• **Exercise**: From the records that follow, copy every line that contains the word "Windows".
════
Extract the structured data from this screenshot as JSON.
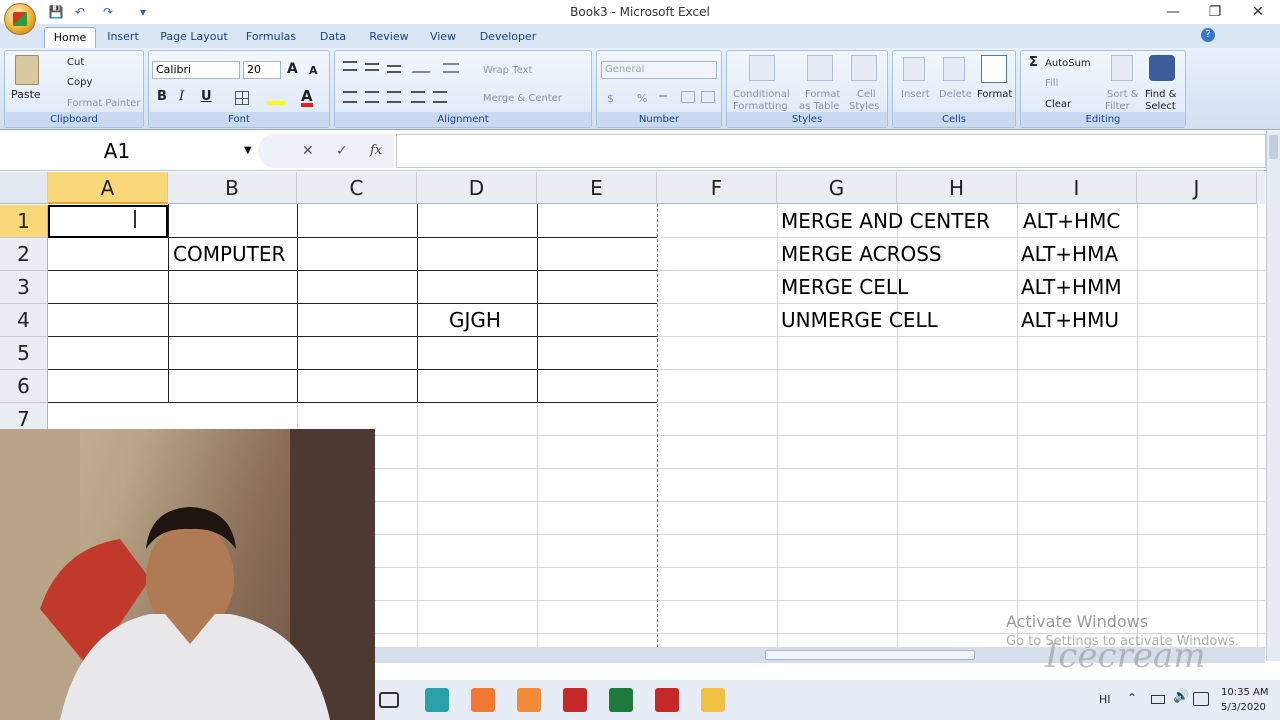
{
  "window": {
    "title": "Book3 - Microsoft Excel",
    "minimize": "—",
    "restore": "❐",
    "close": "✕"
  },
  "quick_access": {
    "save": "💾",
    "undo": "↶",
    "redo": "↷",
    "customize": "▾"
  },
  "tabs": [
    {
      "label": "Home",
      "active": true
    },
    {
      "label": "Insert"
    },
    {
      "label": "Page Layout"
    },
    {
      "label": "Formulas"
    },
    {
      "label": "Data"
    },
    {
      "label": "Review"
    },
    {
      "label": "View"
    },
    {
      "label": "Developer"
    }
  ],
  "ribbon": {
    "clipboard": {
      "label": "Clipboard",
      "paste": "Paste",
      "cut": "Cut",
      "copy": "Copy",
      "format_painter": "Format Painter"
    },
    "font": {
      "label": "Font",
      "name": "Calibri",
      "size": "20",
      "bold": "B",
      "italic": "I",
      "underline": "U"
    },
    "alignment": {
      "label": "Alignment",
      "wrap_text": "Wrap Text",
      "merge_center": "Merge & Center"
    },
    "number": {
      "label": "Number",
      "format": "General",
      "currency": "$",
      "percent": "%"
    },
    "styles": {
      "label": "Styles",
      "conditional": "Conditional",
      "conditional2": "Formatting",
      "format_table": "Format",
      "format_table2": "as Table",
      "cell_styles": "Cell",
      "cell_styles2": "Styles"
    },
    "cells": {
      "label": "Cells",
      "insert": "Insert",
      "delete": "Delete",
      "format": "Format"
    },
    "editing": {
      "label": "Editing",
      "autosum": "AutoSum",
      "fill": "Fill",
      "clear": "Clear",
      "sort": "Sort &",
      "sort2": "Filter",
      "find": "Find &",
      "find2": "Select"
    }
  },
  "formula_bar": {
    "name_box": "A1",
    "cancel": "✕",
    "enter": "✓",
    "fx": "fx",
    "value": ""
  },
  "columns": [
    "A",
    "B",
    "C",
    "D",
    "E",
    "F",
    "G",
    "H",
    "I",
    "J"
  ],
  "rows": [
    "1",
    "2",
    "3",
    "4",
    "5",
    "6",
    "7"
  ],
  "cells": {
    "B2": "COMPUTER",
    "D4": "GJGH",
    "G1": "MERGE AND CENTER",
    "I1": "ALT+HMC",
    "G2": "MERGE ACROSS",
    "I2": "ALT+HMA",
    "G3": "MERGE CELL",
    "I3": "ALT+HMM",
    "G4": "UNMERGE CELL",
    "I4": "ALT+HMU"
  },
  "watermark": {
    "line1": "Activate Windows",
    "line2": "Go to Settings to activate Windows.",
    "brand": "Icecream"
  },
  "taskbar": {
    "lang": "HI",
    "time": "10:35 AM",
    "date": "5/3/2020"
  }
}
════
• **Response area**:
    "line1": "Activate Windows",
    "line2": "Go to Settings to activate Windows.",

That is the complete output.